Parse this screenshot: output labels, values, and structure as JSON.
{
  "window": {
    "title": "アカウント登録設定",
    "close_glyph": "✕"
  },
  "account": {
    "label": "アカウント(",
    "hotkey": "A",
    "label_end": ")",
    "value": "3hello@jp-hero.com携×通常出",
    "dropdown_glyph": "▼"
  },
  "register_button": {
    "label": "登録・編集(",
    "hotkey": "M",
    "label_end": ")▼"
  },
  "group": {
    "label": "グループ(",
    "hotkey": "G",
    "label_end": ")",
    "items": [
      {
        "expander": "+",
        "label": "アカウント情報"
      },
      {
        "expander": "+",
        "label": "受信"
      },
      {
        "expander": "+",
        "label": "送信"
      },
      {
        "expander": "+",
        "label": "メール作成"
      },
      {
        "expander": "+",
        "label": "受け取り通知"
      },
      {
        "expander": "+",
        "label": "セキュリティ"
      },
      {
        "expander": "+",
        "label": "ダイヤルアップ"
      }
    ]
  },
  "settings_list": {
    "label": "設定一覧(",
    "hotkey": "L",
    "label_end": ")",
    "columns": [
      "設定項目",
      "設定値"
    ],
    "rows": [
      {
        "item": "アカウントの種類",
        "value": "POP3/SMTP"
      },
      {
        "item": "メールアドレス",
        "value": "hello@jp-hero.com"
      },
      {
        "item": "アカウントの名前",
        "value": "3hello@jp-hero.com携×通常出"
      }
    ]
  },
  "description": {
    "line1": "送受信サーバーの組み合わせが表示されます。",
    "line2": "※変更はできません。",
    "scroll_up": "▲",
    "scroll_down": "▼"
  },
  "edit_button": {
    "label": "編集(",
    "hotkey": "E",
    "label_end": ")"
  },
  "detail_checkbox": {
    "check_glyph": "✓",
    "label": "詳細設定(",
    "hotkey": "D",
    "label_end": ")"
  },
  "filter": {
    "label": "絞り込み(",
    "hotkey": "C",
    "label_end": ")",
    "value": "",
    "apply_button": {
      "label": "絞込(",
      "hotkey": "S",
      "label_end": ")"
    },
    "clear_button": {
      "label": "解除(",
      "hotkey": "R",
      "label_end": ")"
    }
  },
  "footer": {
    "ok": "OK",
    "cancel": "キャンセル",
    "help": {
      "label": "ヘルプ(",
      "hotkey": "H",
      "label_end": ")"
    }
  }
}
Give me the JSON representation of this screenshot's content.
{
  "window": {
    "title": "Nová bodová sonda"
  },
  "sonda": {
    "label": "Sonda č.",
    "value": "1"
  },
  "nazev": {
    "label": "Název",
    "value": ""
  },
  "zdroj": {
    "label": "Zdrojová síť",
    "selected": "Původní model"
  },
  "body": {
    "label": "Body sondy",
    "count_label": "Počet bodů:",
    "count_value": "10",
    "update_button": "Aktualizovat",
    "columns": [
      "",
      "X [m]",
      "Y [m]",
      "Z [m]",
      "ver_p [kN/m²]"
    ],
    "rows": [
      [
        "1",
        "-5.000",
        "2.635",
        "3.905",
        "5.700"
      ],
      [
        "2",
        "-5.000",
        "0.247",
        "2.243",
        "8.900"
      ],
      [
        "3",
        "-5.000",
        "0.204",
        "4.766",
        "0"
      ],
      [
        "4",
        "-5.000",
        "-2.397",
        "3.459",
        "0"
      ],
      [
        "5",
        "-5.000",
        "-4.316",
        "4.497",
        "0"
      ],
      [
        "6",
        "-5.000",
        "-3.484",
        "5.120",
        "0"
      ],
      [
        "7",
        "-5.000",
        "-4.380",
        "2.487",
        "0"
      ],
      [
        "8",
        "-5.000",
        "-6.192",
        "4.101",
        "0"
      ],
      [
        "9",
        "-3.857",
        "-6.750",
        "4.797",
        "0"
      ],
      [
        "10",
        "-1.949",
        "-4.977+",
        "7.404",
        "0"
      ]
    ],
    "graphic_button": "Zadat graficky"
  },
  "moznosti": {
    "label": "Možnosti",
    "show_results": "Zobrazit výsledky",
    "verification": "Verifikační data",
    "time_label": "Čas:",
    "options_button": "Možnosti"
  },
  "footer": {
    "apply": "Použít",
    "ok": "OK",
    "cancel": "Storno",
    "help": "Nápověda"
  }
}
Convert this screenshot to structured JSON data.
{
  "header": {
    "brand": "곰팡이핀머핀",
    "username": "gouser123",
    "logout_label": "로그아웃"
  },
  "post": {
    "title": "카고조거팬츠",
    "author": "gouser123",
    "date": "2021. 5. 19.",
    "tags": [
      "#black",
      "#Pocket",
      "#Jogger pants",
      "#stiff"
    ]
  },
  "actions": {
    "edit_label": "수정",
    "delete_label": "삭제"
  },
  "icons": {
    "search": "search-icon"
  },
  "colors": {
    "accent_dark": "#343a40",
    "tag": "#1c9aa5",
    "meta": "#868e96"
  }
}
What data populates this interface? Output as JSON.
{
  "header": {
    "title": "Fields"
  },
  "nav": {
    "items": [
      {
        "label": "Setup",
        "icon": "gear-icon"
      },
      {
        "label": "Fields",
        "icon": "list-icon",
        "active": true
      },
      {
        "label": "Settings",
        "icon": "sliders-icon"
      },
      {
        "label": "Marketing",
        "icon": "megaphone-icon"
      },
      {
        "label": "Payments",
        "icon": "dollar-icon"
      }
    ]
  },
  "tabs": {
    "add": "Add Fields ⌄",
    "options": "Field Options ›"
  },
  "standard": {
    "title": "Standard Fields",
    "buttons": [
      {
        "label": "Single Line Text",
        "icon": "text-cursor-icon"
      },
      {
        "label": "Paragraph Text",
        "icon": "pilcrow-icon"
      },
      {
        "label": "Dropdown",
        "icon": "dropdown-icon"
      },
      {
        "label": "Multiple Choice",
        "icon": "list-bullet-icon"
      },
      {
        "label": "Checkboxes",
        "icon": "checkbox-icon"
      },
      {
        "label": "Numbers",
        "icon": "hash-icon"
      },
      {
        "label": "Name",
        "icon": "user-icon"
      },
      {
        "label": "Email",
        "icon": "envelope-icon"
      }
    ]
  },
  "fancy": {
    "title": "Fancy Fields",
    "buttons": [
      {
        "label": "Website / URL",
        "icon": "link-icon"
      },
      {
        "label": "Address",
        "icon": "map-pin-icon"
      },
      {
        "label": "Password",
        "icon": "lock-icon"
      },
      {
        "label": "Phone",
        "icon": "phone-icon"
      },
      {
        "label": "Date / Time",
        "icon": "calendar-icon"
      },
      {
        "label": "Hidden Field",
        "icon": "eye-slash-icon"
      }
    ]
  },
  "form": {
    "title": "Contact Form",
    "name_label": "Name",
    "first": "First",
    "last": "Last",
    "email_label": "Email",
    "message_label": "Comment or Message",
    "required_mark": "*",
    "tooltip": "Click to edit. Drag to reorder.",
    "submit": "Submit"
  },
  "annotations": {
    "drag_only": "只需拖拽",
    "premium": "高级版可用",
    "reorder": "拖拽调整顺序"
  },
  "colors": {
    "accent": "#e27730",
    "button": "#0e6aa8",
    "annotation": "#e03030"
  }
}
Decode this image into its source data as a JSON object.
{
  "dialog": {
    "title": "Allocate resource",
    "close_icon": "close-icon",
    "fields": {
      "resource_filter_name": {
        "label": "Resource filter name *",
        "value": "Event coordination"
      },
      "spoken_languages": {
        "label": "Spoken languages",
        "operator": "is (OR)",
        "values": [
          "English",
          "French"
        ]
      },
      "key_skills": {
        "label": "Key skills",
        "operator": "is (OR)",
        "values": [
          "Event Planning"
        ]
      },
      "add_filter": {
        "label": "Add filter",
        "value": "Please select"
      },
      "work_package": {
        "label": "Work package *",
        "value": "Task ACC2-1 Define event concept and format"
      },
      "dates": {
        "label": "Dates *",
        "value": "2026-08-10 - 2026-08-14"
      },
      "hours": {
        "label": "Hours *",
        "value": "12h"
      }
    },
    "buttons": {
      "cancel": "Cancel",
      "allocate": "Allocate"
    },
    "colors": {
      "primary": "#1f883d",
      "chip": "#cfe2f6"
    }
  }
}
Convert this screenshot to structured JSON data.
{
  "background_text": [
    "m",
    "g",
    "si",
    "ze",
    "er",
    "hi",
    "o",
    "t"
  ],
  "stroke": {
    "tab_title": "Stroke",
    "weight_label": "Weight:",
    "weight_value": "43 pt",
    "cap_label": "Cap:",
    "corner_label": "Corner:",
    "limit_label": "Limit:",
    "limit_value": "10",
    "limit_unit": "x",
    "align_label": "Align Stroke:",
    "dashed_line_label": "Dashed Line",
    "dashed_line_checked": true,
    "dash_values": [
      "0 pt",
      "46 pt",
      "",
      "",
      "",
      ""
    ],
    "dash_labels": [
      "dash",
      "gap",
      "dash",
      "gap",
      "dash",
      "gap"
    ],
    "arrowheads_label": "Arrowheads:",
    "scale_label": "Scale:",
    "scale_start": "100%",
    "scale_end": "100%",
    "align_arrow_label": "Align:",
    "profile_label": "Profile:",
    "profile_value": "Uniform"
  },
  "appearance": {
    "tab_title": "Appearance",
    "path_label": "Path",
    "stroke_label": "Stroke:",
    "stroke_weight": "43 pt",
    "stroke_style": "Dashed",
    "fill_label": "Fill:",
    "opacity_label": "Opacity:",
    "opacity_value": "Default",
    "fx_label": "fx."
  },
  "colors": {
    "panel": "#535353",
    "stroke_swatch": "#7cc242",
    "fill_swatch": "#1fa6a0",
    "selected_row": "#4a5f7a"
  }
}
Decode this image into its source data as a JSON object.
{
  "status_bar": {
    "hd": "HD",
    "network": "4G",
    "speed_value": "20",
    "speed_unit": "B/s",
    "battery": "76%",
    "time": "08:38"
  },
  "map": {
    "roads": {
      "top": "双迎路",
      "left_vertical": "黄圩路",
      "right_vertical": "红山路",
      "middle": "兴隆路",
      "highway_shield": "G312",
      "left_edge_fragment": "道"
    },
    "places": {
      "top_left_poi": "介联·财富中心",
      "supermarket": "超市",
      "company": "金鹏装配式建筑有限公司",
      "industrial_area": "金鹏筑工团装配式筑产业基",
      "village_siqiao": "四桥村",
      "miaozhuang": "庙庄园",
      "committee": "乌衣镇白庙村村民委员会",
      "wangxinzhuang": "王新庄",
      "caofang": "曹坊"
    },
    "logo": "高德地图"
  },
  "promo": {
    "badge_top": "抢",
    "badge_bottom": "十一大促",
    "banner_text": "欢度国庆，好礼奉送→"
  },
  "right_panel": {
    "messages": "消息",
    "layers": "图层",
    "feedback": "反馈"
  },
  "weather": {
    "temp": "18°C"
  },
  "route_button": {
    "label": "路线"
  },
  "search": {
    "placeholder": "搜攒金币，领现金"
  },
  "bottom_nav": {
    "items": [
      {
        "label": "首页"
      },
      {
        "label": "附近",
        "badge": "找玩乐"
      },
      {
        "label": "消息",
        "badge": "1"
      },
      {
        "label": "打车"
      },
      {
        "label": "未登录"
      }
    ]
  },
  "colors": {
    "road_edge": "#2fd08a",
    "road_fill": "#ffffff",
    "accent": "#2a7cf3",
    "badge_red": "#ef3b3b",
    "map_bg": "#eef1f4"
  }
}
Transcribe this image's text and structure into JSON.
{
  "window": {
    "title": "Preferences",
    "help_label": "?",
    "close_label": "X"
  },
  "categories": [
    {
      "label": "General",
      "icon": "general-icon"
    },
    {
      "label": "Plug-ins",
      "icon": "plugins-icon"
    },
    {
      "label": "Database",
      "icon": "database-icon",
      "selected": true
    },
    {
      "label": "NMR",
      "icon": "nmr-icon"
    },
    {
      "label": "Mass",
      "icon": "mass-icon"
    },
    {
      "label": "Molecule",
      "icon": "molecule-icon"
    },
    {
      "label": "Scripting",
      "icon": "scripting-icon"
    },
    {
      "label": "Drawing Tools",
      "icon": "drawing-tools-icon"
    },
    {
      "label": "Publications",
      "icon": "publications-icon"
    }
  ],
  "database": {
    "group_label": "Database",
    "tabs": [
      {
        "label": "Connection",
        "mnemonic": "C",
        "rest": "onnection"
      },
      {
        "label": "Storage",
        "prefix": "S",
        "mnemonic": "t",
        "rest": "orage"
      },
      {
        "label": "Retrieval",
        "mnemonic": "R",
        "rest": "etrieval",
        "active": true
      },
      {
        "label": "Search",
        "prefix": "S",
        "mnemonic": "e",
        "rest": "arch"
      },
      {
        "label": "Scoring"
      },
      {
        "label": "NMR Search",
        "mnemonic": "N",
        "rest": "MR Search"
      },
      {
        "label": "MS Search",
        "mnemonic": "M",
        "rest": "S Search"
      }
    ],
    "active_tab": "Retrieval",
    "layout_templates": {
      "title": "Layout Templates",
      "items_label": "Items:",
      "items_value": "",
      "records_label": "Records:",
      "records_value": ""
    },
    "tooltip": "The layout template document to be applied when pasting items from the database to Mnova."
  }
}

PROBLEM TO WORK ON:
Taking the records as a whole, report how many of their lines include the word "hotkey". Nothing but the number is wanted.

COMPLETED EXERCISE:
10